Meet our new Women’s Services Coordinator, Kaitlin Henderson
Our new Women Services Coordinator talks health psychology and cross-stitch
If you’re in the neighbourhood, come and say hi to Kaitlin Henderson, the newest friendly face at Te Wāhi Wāhine o Tāmaki Makaurau (WWTM). Kaitlin is now looking after Women’s Support (free advice, referral and information), and coordinating our community education programme. “I love that this job is all about the women!” she says.
After a week of handover, outgoing coordinator Ellie Lim gives Kaitlin some of her highest praise: “she’s super-smart, super-fast and ontoit!”
Last year, Kaitlin worked as a Women’s Health Action health promoter, including organising their big “Latch-On” event encouraging breastfeeding (online due to COVID), and surveying new mothers about their lockdown information needs.
Her earlier work as a baby teacher in early childhood education influenced her 2018 Masters research in critical health psychology: she interviewed mothers about how daycare centres could assist them to continue breastfeeding when they went back to work.
Kaitlin explains critical health psychology as “focusing on the social determinants of health and on power structures, drawing from feminism and philosophy.” For example, she was interested in the “self-surveillance” of her interview subjects – how much they had internalised external expectations and standards of “good” parenthood.
The red wine enthusiast and disco lover grew up in Titirangi, and is now lucky enough to live in Mt Roskill with her four best friends. “We have a ton of house plants, I’m obsessed with them, it’s a jungle in our house,” says Kaitlin; no one is allowed to put their feet near her prized fittonia nerve plant on the coffee table.
A “jill of all crafts”, she does cross-stitch everyday (“sometimes with my flatmate while we watch really trashy reality tv”), and she finished stitching an adaptation of Klimt’s The Kiss in the same week she started at WWTM. Her next stitching project is of an alien pretending to be a 1950s housewife.

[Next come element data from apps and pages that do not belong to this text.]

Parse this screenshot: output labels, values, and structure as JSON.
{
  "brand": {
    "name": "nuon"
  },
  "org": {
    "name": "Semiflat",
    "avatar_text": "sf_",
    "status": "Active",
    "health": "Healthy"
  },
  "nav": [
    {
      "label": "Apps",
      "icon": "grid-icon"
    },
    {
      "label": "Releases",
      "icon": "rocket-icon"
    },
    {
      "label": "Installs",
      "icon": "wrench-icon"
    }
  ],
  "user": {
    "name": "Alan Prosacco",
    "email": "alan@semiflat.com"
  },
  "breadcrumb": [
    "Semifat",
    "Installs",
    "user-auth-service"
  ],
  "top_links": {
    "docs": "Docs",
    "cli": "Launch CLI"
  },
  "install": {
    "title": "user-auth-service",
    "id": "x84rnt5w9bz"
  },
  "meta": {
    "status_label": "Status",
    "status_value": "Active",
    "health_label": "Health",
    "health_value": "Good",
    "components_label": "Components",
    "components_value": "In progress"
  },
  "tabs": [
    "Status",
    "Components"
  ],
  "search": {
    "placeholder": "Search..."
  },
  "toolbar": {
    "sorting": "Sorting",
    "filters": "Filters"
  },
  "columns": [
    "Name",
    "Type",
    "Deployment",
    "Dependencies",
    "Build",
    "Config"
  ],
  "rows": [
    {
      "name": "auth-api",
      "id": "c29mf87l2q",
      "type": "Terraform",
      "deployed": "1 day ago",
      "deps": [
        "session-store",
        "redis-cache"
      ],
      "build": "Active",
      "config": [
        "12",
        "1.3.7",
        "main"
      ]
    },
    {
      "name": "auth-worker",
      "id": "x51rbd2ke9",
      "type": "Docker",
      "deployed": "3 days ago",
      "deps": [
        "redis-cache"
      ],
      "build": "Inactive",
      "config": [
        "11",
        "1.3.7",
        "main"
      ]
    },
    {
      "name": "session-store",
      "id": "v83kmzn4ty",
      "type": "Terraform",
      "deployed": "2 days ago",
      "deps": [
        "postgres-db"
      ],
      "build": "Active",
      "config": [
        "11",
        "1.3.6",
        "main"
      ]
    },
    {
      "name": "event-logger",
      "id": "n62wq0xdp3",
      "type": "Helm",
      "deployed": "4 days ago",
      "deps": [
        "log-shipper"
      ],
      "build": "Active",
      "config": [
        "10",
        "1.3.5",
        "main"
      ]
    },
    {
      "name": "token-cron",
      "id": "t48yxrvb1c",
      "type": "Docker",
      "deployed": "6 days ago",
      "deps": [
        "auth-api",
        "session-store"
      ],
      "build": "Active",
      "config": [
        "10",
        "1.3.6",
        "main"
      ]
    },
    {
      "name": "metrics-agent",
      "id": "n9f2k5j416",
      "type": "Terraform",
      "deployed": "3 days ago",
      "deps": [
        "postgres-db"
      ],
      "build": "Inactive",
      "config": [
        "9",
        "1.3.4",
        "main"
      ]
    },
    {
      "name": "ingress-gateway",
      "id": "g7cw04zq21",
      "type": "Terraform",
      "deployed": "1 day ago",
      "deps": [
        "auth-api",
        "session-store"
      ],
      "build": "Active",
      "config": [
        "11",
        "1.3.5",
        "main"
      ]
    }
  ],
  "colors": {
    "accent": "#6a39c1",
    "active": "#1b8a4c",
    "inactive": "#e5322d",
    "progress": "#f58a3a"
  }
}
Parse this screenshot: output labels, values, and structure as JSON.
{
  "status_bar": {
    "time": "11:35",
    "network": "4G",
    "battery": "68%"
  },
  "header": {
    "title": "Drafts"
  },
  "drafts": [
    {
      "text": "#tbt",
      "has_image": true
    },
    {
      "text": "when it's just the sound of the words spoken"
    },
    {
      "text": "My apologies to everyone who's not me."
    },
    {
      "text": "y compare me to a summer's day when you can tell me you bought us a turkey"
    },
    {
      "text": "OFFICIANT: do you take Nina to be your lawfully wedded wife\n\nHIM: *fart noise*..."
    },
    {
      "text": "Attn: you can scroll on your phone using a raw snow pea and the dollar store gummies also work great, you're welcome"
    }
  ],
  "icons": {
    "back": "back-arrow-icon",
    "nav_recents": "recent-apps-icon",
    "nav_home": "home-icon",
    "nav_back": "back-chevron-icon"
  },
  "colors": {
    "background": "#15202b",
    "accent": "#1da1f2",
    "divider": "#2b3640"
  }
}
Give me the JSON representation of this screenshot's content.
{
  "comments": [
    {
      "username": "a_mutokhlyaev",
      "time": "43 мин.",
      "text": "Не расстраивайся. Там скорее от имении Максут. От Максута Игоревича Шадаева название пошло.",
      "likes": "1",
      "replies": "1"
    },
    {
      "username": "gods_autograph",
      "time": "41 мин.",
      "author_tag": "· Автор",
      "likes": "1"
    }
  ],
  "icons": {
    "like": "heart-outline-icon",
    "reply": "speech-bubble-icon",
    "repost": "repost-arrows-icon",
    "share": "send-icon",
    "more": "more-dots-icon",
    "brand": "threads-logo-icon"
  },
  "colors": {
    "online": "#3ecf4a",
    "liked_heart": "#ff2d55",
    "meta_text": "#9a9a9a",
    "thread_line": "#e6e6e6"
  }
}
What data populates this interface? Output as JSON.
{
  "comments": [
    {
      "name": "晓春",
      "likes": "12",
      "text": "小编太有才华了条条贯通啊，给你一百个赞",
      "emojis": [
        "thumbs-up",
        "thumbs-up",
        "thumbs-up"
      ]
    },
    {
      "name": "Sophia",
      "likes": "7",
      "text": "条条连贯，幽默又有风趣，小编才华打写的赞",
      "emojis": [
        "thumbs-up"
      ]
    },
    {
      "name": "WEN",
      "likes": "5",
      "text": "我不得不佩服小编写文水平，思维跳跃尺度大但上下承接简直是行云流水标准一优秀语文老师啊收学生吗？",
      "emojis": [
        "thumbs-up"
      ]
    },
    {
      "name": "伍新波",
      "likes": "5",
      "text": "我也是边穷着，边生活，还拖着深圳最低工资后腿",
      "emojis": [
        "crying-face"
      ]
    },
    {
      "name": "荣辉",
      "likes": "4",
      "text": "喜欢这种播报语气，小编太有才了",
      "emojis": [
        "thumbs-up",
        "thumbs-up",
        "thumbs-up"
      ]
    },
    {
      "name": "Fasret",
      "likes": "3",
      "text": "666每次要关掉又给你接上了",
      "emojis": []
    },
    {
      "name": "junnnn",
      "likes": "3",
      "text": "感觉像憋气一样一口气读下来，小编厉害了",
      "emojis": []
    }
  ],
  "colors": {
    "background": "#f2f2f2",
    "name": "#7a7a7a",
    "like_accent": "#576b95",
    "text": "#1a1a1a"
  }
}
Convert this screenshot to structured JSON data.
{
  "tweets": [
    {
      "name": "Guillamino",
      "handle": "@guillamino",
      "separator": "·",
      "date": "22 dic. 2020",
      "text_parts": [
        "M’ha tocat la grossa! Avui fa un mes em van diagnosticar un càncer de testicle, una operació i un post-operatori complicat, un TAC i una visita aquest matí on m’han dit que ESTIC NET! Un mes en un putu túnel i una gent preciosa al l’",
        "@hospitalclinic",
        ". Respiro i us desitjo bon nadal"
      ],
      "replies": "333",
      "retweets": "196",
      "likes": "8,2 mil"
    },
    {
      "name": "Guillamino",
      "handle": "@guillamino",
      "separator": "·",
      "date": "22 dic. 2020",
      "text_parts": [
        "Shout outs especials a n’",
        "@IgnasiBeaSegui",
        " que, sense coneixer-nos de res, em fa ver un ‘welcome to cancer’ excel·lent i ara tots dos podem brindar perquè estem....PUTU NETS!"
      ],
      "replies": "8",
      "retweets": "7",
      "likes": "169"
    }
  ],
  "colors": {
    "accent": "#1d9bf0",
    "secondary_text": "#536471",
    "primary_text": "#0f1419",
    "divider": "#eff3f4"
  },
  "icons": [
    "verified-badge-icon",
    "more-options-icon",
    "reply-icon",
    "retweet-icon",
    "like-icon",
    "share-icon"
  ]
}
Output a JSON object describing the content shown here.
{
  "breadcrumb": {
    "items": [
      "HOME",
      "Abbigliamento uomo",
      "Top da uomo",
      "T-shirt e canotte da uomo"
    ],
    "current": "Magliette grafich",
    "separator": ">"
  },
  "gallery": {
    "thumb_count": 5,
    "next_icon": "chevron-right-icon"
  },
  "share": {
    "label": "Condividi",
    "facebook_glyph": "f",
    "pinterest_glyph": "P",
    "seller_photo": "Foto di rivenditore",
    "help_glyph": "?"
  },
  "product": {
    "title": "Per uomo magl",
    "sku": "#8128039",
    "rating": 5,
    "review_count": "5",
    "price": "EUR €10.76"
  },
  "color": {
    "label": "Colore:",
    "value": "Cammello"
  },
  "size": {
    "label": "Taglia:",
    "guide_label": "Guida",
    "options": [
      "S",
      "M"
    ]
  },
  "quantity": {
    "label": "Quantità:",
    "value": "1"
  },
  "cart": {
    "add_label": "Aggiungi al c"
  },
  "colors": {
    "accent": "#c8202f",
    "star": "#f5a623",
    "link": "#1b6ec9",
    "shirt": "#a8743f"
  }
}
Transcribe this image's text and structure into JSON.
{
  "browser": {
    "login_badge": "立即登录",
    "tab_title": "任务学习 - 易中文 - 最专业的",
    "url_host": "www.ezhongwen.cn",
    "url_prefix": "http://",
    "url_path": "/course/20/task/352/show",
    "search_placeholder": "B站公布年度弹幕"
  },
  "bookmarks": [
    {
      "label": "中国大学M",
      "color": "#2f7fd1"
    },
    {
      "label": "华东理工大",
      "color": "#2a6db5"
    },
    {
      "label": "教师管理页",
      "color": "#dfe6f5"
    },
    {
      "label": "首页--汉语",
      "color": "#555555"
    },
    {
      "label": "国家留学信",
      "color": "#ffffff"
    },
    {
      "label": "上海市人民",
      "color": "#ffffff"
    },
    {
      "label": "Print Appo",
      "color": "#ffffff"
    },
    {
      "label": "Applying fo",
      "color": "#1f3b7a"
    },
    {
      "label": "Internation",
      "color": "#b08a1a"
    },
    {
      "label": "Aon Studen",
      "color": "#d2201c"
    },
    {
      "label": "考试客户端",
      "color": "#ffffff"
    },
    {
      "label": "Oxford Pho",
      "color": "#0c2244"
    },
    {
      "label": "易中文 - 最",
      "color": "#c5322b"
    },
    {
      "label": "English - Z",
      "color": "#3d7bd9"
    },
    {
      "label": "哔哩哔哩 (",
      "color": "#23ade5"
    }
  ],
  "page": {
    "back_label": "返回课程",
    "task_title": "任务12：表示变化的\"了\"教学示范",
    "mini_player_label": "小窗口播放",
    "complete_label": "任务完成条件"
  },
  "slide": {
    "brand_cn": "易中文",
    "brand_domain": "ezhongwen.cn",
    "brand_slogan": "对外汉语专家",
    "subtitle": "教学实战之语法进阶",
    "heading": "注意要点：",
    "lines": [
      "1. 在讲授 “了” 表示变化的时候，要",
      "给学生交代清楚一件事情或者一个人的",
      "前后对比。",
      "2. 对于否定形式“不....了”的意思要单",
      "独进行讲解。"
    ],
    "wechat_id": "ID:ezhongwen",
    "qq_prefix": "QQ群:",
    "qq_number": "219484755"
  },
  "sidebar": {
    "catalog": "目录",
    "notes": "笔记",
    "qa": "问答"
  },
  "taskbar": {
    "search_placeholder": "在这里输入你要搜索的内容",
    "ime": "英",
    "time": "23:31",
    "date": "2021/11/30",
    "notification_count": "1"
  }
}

Some of us – or our grandmothers – may be able to relate. Kaitlin certainly sees feminism as inter-generational: “it’s continuing the work towards equity of generations of women before me and advancing opportunities for the generations of women to come.”